**Records shown**
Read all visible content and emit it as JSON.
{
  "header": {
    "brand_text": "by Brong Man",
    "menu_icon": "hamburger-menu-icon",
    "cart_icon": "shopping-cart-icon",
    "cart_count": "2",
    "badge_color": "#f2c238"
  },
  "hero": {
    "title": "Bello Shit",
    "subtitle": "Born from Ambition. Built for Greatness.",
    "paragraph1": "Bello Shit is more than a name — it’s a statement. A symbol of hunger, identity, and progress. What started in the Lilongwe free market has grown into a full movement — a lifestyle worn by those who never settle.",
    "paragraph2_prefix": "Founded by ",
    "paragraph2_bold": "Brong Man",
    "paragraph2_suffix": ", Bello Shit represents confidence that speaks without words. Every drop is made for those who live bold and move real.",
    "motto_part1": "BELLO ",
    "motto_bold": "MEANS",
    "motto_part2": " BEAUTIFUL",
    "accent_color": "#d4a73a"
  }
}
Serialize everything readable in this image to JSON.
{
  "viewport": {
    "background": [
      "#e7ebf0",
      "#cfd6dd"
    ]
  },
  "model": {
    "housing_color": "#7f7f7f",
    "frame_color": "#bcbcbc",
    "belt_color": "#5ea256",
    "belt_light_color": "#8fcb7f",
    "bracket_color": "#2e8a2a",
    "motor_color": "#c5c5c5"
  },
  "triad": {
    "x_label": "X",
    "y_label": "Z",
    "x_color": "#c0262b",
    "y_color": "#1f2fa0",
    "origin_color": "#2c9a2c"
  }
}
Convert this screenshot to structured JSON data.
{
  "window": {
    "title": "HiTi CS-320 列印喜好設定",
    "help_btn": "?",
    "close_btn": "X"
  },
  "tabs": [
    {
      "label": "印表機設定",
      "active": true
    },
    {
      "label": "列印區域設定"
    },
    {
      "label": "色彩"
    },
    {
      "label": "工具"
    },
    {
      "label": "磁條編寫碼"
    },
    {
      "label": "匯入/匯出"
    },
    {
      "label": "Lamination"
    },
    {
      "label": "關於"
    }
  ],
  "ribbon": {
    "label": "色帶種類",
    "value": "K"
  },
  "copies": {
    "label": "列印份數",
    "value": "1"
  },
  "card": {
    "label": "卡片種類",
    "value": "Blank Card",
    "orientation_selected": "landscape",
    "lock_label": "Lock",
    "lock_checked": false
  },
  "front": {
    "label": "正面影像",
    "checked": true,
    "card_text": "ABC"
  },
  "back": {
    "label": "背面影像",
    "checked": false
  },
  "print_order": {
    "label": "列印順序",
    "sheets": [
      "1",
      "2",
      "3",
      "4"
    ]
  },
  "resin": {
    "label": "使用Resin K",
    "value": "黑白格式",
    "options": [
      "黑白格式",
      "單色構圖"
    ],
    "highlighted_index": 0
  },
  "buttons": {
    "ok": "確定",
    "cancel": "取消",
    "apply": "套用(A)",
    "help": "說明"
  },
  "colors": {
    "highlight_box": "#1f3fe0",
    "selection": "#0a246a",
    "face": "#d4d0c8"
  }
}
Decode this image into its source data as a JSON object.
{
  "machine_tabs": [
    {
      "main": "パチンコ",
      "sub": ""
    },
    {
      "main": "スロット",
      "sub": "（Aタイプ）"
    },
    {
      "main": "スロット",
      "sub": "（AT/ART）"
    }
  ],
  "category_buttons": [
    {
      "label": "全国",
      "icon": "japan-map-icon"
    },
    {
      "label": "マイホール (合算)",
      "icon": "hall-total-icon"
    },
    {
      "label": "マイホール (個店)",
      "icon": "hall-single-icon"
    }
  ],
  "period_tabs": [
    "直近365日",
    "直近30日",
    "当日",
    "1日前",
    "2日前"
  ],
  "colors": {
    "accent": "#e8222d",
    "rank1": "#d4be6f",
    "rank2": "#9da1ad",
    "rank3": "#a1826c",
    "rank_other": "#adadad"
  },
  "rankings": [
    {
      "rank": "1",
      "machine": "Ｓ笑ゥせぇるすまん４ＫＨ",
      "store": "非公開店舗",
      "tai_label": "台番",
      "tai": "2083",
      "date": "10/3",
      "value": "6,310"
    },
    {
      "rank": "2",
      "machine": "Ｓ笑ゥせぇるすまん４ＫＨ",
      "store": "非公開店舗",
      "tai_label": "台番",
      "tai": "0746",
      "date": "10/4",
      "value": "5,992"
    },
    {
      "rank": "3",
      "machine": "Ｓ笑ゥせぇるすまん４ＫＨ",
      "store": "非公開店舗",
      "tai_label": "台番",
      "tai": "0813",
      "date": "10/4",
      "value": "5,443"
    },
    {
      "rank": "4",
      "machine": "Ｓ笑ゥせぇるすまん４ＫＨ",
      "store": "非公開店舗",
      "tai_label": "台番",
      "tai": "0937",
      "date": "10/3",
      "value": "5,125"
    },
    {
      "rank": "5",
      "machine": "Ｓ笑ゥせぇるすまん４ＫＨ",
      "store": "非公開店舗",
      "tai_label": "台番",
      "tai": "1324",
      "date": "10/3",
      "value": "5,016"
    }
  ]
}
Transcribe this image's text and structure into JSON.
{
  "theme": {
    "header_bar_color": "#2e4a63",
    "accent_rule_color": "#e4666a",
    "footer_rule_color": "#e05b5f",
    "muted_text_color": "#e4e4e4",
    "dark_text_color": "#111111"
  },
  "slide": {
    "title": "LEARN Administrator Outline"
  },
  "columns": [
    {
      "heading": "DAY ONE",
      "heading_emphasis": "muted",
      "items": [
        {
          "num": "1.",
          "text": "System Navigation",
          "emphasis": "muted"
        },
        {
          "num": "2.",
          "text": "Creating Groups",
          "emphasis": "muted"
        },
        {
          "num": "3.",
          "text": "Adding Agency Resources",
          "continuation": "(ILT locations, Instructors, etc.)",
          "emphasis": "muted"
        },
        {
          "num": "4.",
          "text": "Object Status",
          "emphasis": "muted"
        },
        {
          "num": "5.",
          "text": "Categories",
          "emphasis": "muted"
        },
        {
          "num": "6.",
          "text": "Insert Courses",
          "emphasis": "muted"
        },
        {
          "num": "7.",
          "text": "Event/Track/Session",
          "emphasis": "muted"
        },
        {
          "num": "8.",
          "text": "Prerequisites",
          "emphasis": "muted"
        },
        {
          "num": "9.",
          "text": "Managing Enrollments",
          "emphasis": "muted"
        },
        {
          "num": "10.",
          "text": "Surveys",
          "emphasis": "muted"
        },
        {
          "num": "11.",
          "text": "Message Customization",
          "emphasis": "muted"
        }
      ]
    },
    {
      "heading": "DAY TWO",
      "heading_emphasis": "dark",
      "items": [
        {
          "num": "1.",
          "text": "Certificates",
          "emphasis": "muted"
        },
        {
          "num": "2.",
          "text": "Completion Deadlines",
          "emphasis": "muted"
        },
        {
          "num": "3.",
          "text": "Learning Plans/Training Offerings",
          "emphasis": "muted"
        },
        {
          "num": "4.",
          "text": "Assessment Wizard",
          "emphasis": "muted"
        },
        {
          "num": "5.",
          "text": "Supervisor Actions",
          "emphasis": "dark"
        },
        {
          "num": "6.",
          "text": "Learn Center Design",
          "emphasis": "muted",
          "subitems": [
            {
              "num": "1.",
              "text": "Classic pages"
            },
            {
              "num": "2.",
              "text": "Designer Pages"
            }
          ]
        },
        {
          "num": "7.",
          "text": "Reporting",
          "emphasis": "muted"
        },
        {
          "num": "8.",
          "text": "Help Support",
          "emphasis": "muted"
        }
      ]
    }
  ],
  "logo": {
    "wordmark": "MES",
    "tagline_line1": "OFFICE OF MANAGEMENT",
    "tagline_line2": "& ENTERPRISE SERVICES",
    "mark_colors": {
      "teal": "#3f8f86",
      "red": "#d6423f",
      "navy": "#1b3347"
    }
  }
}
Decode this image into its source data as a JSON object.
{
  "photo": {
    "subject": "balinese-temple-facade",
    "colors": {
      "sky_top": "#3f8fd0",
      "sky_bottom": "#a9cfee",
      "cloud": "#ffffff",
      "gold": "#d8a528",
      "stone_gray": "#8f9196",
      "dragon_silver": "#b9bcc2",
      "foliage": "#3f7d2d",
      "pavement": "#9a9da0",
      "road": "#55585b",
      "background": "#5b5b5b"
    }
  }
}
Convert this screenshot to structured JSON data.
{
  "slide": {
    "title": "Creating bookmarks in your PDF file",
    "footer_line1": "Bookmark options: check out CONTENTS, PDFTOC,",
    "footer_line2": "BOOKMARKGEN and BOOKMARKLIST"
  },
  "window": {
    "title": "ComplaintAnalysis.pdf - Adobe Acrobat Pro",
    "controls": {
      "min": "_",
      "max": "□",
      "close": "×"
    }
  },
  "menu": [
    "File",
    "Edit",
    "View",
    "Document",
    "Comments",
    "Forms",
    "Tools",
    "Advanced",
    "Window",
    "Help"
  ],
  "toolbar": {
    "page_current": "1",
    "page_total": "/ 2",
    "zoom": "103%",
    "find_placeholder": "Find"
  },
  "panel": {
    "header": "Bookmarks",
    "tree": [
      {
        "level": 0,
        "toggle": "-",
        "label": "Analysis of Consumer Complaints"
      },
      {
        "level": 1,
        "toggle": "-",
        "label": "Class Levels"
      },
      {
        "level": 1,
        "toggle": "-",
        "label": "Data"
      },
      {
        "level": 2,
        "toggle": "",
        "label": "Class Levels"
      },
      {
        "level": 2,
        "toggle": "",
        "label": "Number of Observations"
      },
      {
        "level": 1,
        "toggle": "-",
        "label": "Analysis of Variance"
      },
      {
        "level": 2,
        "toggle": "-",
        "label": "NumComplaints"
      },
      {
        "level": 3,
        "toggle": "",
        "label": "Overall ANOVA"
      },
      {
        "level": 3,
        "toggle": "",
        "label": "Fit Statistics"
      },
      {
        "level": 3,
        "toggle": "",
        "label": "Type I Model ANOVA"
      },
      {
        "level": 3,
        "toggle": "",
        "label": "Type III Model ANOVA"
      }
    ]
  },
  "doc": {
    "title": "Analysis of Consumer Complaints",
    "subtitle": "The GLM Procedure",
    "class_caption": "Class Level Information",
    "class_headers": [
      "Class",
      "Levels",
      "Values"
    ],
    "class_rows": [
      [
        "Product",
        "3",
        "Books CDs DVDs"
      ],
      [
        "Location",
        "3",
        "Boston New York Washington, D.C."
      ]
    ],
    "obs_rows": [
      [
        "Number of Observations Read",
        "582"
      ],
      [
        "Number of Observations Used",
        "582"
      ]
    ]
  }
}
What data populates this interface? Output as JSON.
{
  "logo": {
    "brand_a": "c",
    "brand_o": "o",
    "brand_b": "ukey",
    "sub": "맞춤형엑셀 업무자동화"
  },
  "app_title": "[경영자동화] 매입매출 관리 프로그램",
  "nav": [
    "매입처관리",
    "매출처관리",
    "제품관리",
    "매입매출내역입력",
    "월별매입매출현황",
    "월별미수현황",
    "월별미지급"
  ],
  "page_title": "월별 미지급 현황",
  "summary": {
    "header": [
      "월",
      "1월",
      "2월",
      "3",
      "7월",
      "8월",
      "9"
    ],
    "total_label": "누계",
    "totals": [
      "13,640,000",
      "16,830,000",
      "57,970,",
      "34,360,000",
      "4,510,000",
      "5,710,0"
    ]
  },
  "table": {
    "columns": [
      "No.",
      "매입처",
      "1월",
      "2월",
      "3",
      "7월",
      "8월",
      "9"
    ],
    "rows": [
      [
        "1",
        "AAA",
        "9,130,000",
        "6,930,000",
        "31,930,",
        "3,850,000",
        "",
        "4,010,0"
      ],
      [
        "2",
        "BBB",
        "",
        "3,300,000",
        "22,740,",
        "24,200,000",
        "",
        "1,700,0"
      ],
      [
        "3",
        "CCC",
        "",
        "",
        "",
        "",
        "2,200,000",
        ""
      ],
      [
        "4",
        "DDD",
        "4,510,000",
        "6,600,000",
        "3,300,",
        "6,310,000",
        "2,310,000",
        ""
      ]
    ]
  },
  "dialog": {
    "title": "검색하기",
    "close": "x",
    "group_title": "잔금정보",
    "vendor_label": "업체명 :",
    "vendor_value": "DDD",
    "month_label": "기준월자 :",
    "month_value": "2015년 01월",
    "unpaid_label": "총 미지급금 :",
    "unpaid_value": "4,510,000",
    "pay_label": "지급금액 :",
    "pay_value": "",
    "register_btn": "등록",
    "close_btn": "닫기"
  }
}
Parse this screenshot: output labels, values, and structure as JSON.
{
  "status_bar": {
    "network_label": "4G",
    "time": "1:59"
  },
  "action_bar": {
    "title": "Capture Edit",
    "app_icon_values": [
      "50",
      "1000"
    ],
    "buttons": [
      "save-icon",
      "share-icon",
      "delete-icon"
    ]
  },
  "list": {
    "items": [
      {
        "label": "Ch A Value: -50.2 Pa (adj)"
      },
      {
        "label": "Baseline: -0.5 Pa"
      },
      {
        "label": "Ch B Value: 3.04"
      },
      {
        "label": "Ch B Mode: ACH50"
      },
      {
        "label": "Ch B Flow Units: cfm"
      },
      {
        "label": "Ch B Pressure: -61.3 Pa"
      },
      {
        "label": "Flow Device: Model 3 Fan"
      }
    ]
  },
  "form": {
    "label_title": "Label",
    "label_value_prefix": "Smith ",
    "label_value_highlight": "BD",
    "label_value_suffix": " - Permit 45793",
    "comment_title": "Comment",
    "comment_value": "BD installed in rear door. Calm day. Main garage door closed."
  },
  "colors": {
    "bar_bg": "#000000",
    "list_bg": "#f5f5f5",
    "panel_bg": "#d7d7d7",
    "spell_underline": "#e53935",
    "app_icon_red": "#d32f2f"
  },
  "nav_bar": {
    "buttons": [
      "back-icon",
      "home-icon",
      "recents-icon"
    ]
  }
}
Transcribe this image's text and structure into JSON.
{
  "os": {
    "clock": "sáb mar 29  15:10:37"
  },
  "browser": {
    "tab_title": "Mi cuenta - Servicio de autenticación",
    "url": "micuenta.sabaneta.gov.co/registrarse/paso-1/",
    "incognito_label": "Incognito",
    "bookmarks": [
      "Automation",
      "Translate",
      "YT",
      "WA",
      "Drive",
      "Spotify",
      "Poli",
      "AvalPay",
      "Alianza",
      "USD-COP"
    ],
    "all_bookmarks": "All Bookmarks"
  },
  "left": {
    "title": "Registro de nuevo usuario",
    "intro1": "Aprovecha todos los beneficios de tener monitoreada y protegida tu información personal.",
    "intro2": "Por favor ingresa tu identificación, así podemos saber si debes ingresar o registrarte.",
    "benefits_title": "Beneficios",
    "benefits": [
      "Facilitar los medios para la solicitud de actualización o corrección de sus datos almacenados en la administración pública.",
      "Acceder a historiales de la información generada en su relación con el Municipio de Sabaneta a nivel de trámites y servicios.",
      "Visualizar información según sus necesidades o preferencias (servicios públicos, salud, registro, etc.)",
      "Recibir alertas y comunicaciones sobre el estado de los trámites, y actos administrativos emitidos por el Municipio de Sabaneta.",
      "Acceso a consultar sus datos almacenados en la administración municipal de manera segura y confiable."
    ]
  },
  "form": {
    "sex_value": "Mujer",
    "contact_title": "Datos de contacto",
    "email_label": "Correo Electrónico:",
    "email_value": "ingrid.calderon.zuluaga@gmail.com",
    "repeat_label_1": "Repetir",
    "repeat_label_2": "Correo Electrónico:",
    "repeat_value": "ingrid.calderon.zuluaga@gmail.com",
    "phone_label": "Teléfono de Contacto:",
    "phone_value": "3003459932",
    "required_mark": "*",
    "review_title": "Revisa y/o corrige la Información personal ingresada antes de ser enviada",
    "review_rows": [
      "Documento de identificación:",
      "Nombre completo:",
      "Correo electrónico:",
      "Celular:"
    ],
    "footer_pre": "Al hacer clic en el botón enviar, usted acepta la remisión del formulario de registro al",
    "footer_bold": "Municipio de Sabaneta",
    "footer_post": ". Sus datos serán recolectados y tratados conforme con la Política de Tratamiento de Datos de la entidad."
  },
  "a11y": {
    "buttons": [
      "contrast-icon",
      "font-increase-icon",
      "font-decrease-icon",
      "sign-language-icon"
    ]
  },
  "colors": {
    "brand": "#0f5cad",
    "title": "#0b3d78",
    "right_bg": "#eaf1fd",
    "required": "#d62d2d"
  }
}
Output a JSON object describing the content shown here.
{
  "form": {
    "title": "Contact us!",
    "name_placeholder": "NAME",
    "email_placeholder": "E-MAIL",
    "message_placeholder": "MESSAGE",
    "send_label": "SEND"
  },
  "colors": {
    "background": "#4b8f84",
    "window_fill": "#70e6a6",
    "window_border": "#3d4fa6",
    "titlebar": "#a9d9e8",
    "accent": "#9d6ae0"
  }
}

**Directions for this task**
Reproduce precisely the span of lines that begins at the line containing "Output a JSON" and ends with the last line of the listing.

**Solution to the problem**
Output a JSON object describing the content shown here.
{
  "form": {
    "title": "Contact us!",
    "name_placeholder": "NAME",
    "email_placeholder": "E-MAIL",
    "message_placeholder": "MESSAGE",
    "send_label": "SEND"
  },
  "colors": {
    "background": "#4b8f84",
    "window_fill": "#70e6a6",
    "window_border": "#3d4fa6",
    "titlebar": "#a9d9e8",
    "accent": "#9d6ae0"
  }
}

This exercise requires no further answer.